In-depth test of the iPhone 6, Galaxy S6, HTC One M9, and Nexus 6 settles which is the fastest
When it comes to performance testing, there are several, let's call them 'schools', of thought. One is that synthetic benchmarks can be ambiguous and are not necessarily representative of real-world performance. Others disregard them as way too arbitrary and meaningless. A string of numbers, nothing more. A third group yet, claims that they can be quite useful when judging performance.
can be misleading and ambiguous, and the scores can be quite arbitrary, but only if you don't apply discretion when viewing such results and take them at face value. For the longest time, this has been the case in smartphone benchmarking, and while experts and power users know what they mean and understand their limitations, the general populace has a hard time deciphering them. That's precisely why we've been constantly looking for benchmarking solutions that are both unambiguous and rooted in the real world. GameBench – an app that measures the frame rate at which a device operates when faced with very heavy gaming loads – does just that.Technically speaking, there's a little bit of truth to all these types of statements. Sure, a benchmark
56,214 points in this or that benchmark. Conducted using the same kind of methodology employed by specialized computer hardware reviewers, the benchmark scores the devices' frame rate count when running the same games, on the same levels.
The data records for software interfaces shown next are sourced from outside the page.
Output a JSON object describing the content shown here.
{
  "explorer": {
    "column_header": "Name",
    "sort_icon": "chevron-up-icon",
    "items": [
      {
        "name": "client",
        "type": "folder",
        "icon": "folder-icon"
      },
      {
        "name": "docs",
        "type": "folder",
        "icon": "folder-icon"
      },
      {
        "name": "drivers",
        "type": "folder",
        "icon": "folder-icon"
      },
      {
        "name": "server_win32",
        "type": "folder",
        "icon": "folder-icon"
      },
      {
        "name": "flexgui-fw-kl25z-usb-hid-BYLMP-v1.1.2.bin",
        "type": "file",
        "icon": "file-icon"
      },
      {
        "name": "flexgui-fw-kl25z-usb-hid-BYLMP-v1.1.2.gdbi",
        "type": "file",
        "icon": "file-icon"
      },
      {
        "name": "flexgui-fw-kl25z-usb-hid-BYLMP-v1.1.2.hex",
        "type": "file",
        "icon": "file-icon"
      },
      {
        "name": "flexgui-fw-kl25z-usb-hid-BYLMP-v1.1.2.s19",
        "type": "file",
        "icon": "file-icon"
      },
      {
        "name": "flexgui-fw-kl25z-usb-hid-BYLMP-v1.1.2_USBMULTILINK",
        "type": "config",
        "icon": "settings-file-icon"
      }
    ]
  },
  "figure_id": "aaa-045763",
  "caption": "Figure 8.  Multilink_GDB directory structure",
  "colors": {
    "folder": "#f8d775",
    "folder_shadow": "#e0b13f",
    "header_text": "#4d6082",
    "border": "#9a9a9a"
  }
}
If you're unsure what frame rate is, and why it matters, this demo right here makes it perfectly clear why you'd want your device to have more of it.The folks behind GameBench gave us the opportunity to take an early look at the outcome of a new Mexican standoff type versus between the industry's finest – the Apple iPhone 6, the Samsung Galaxy S6, the HTC One M9, and the Google Nexus 6 – on which they've been working on, and the results are likely to mean more to your typical Joe than a score of
Overall, the Apple iPhone 6 proves the smoothest, and achieves an average median FPS of 42, followed by the Galaxy S6 (36 FPS), the One M9 (34 FPS), and the Nexus 6 (34 FPS). This means that, in the case of the iPhone 6, 42 FPS was the commonest rate at which games ran. Another important metric, FPS stability, tells us how often (as a % of the entire test) the device ran at a frame rate that equaled the median, or was close to it. Think of it like this: Low frame rate stability means that the game constantly cycles between low and relatively high frame rates, thus giving you the impression of choppiness.
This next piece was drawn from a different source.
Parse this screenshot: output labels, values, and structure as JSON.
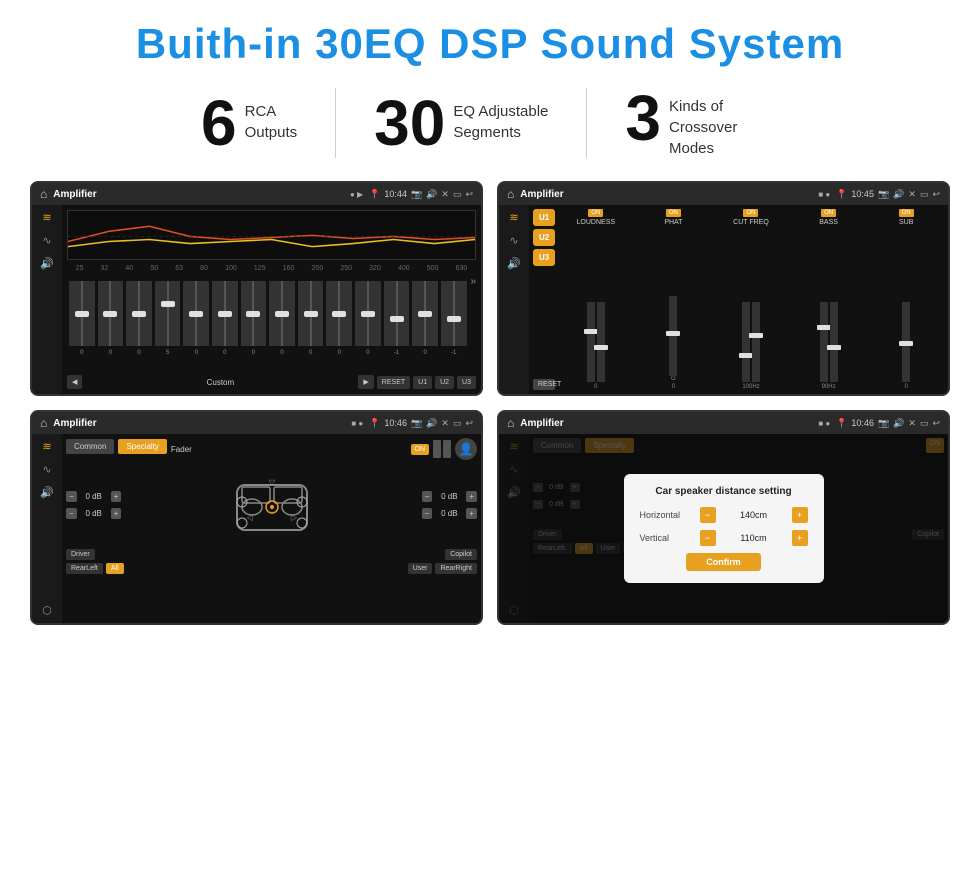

Before you take a look at the scores, keep in mind that since these tests were carried with the screen on, it means that devices' resolution also played a part. That is, a higher resolution display will naturally need more powerful hardware to drive all those pixels at high enough frame rates. However, it's important to point out that most Android and iOS games actually do not run at the devices' native resolution, so don't assume that the Galaxy S6 is times more powerful than the iPhone 6 only because it has several times higher resolution than it and is a close second. The reality is that the resolution in which it renders those games is still greater, but not that much greater. Finally, the guys at GameBench are telling us that some of the games are artificially capped at 30 FPS on some devices (like the Galaxy S6), even though they should, theoretically, be able to do better. In other words, it's not all on the phone manufacturers – game developers also have their part to play, as they must ensure that their games run smoothly on a smorgasbord of devices, especially if their platform of choice is Android.
Take a look at the results: